Maybe some state intervention during a health crisis might be a good thing.

While an informed citizenry is a powerful democratic tool, reliable information is becoming scarce in this fractured newsworld of “true facts.”

An ill-informed citizenry leads to a chaotic response and the spread of disease.

Take vaccinations, for example. Some parents are informed by what they are led to believe are reliable sources; sources that say vaccinations cause autism and disease. In that case, the state has stepped in some jurisdictions to impose vaccinations for the health and safety of all.

The common good has to outweigh the misguided opinions of a few.

Canada has adopted a balance of heavy-handedness and public education. We accept that schools, restaurants, and stores have been shut down. Those who disagree with the fact of the pandemic, as an expression of their liberty to think as please, face limitations of movement and social censure.

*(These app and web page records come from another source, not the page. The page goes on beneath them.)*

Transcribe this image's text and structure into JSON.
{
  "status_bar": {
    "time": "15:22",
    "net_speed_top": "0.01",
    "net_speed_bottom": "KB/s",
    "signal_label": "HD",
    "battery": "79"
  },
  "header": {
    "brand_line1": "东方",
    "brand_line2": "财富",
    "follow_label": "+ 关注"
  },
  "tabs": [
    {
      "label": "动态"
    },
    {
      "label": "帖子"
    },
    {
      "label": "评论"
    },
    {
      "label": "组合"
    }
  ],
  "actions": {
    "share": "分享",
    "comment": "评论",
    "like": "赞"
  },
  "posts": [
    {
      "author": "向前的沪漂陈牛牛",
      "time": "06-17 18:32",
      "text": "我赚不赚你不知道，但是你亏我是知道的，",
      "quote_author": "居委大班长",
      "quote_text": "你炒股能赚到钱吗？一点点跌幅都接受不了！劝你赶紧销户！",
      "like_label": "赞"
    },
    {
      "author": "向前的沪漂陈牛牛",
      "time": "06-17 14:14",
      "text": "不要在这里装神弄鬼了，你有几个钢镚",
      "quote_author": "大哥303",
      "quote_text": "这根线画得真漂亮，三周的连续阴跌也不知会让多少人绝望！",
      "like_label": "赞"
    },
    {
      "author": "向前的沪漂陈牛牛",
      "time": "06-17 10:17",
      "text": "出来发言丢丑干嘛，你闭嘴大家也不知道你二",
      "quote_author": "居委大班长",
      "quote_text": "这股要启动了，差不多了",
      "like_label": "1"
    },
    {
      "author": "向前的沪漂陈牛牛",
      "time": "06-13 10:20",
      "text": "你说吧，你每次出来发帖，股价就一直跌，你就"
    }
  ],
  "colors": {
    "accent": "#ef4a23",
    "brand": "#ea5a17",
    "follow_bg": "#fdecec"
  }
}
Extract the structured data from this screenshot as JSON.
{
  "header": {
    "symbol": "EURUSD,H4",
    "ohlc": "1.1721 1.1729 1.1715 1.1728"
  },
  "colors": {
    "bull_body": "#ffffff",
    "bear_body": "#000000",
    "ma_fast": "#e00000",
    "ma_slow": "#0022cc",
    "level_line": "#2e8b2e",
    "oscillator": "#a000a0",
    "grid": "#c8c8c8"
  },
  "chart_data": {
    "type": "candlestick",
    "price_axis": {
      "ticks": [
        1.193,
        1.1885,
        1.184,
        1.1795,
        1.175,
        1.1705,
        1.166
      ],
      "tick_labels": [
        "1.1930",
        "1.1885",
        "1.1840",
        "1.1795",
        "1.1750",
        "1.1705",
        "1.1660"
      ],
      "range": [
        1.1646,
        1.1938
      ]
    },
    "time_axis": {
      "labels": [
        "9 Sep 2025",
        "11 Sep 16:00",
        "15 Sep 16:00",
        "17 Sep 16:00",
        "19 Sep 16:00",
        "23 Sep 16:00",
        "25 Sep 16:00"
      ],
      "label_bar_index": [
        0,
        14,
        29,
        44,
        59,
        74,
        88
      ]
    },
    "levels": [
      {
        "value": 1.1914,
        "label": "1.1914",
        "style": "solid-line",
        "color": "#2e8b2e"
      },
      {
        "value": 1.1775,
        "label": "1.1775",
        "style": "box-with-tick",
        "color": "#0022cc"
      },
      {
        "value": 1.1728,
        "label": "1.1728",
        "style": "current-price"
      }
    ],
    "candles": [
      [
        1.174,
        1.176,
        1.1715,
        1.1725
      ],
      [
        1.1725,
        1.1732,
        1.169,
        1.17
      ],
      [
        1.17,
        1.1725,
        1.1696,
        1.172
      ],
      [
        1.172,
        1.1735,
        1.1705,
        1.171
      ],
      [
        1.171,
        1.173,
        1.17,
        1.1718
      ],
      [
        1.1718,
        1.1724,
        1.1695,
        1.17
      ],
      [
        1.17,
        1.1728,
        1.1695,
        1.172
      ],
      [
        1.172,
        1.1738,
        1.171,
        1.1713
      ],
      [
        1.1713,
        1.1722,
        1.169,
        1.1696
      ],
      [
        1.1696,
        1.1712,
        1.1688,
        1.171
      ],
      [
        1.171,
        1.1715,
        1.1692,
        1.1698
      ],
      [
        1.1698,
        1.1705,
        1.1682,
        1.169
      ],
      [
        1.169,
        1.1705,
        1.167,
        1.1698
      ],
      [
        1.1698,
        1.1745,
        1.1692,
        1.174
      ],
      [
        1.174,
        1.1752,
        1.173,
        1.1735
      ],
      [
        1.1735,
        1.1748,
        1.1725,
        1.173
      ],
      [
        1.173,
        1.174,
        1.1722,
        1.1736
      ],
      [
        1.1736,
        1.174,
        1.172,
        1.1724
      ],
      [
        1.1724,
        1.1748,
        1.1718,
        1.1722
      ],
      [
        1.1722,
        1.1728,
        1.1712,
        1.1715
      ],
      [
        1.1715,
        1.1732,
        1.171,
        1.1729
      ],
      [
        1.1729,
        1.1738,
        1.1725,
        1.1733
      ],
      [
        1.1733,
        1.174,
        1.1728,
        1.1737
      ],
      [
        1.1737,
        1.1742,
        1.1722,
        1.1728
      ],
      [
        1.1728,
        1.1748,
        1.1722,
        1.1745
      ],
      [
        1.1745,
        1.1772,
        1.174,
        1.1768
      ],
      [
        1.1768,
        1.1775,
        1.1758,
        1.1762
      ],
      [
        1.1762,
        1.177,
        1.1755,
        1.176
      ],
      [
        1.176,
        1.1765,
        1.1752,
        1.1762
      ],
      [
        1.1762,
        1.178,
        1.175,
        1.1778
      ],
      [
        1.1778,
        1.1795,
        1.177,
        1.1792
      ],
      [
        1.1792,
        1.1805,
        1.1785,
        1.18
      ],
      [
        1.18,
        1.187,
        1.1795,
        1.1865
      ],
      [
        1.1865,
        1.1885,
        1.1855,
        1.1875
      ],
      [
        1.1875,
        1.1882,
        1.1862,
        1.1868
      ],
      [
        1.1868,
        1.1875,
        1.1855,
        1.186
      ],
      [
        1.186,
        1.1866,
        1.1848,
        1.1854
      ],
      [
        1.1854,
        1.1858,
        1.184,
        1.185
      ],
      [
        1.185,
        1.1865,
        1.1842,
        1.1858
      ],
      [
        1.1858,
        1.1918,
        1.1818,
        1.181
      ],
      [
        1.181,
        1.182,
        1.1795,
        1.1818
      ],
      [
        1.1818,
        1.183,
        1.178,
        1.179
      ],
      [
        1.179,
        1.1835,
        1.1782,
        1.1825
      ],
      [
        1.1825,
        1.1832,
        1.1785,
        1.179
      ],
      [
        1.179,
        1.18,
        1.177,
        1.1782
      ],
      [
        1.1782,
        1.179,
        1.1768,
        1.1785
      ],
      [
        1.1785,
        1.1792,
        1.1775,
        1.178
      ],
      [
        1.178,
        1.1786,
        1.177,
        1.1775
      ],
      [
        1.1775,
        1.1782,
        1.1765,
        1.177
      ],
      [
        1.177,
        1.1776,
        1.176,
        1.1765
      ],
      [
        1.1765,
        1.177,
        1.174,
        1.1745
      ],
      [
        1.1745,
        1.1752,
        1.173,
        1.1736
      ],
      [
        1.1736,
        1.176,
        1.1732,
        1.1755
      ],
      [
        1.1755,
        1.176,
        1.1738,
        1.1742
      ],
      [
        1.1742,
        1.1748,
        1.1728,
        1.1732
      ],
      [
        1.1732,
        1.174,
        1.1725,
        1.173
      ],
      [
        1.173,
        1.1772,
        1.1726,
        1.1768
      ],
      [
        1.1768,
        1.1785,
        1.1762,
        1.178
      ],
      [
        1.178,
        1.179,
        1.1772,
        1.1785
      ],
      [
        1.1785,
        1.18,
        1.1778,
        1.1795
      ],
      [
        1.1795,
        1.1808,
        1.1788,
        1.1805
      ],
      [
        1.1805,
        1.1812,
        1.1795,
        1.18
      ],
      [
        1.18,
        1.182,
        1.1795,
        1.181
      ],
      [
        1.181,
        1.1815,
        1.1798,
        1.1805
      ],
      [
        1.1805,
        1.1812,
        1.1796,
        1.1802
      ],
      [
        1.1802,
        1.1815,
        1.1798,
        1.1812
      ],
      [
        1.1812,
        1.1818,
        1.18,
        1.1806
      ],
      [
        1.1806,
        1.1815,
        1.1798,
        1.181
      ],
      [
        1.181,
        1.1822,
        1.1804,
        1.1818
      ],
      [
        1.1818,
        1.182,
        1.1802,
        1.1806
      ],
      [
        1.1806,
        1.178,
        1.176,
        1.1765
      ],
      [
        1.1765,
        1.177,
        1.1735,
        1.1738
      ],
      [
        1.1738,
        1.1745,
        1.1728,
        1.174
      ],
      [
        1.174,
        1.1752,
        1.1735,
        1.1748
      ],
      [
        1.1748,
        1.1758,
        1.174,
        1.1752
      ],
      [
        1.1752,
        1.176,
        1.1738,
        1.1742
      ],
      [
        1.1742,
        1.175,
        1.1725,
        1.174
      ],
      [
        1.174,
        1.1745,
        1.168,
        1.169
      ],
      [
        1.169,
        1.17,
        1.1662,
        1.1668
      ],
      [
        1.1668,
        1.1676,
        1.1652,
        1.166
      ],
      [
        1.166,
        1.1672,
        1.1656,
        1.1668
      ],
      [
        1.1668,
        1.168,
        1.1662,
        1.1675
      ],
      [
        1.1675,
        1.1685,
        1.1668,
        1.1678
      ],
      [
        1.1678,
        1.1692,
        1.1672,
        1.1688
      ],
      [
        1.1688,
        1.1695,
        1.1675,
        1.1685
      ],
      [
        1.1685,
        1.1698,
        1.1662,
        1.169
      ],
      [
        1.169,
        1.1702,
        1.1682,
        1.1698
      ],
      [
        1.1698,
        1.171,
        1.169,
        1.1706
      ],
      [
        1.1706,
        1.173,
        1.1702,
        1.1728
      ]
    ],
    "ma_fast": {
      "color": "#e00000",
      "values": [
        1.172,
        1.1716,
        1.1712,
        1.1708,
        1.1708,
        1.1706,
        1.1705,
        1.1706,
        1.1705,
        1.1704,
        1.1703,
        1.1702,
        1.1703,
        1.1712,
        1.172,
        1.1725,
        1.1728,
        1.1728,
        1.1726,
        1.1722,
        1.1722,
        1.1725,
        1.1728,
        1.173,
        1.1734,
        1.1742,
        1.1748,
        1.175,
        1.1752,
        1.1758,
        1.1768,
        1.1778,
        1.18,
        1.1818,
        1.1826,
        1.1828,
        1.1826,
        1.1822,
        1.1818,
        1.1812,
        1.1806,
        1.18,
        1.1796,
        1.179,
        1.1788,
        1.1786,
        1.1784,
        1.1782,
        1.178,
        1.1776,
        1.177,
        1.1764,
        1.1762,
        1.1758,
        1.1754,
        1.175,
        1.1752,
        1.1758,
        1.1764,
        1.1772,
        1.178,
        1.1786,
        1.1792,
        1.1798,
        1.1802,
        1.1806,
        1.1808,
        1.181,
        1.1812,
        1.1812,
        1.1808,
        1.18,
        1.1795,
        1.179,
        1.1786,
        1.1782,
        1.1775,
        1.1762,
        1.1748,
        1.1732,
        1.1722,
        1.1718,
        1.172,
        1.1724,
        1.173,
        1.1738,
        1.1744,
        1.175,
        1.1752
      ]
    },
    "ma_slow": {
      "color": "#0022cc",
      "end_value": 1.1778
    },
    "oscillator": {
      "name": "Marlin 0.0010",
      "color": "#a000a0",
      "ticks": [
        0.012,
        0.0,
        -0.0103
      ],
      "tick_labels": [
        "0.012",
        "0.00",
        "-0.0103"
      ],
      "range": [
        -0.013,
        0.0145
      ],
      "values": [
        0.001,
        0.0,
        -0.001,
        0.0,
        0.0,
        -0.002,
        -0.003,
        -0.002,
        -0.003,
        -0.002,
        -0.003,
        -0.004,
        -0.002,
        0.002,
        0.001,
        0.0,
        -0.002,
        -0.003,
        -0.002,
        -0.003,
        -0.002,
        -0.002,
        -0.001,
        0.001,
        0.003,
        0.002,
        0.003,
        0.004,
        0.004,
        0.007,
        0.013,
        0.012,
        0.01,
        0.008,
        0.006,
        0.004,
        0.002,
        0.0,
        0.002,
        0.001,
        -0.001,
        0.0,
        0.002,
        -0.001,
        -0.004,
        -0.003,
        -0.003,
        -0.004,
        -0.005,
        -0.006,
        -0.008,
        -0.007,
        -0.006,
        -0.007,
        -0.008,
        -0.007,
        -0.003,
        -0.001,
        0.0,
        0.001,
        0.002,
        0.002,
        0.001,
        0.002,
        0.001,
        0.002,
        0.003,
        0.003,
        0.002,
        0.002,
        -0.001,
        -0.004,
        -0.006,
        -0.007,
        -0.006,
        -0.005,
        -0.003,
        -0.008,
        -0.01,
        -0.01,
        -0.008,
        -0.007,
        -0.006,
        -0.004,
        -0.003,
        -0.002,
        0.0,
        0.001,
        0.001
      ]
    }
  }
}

Canada falls somewhere between state-intervention and freedom of expression. Sometimes the powers of government have to be used judiciously to outweigh the whims of individualists in order to protect greater society.

 

Some think COVID19 is a hoax

The inconvenient truth of COVID-19 is that it’s going to infect millions and hundreds of thousands will die. That reality is slowing dawning on a majority of Canadian as the virus moves closer to home. However a small minority see it as a hoax, a government plot to invade our daily lives. I’ll call this group the “Illuminati faction.”

A larger minority have politicized what is a health crisis. This group votes for the Conservative Party but I’m reluctant to label them as such. Let’s call them the “political partisans.”

Four million Canadians say the whole crisis is overblown, extrapolating from a poll conducted by Angus Reid on March 30. Twelve per cent of respondents agreed that “the threat of a coronavirus outbreak in Canada is overblown.”

Two-thirds of them voted Conservative in the 2019 federal election.

Other than politics, I can think of no other reason why Conservative voters would regard a health crisis differently than anyone else. The coronavirus does not select victims based on how they vote. Regardless of what they tell pollsters, I suspect that this group is as worried as anyone else.

The official stance Conservation Party is sensible. Conservative leader Andrew Scheer said: “There really isn’t much philosophical difference when it comes to fighting a virus or keeping Canadians healthy and safe (CP, March 22, 2020).”

The motive of the political partisans seems obvious. They are reluctant to give the prime minister any kind of advantage. During a health crisis the prime minister appears statesman-like.

That bump in popularity has certainly worked for Prime Minister Trudeau and to slightly lesser extent for U.S. President Trump. Two-thirds of Canadians think Prime Minister Justin Trudeau is doing a good job handling the COVID-19 crisis. Some provincial leaders have seen even more of a bump. The highest score came for Premier François Legault of Quebec with an approval rating of 93 per cent.

However, the Illuminati faction has more of a populist inclination. They distrust anything that the Mainstream Media (MSM) has to offer which they regard as fake news. The truth is revealed through the blogosphere.

I found two examples of the Illuminati faction on the Facebook page of a Kamloops user.

Henry Makow is the author of Illuminati: The Cult that Hijacked the World. On his website he proposes that governments are part of a sinister plot. His April 3 post warns:

“Flu Psyop — Pretext to Impose Orwellian Dictatorship?” ‘The Depression [resulting from the pandemic] will deepen and an oppressive political regime will be instituted.” “Their goal is take away our freedoms. Then if we want them back, we’ll be forced to receive vaccines to gain a digital certificate of movement which allows us to be tracked on 5G control grids.”

And a YouTube video with 508,068 views as of March 31, 2020, is titled “CoronaHoax Pandemic Proven Fake… Yet The Lockdowns Continue… Here’s Why.”

Like climate change deniers, COVID-19 deniers would prefer to believe some guy blogging from his basement. Unlike climate change, the effects of the virus are not glacial –they are immediate and deadly. And when not deadly, it’s extremely painful with possible permanent damage to the lungs.

Who says irony is dead?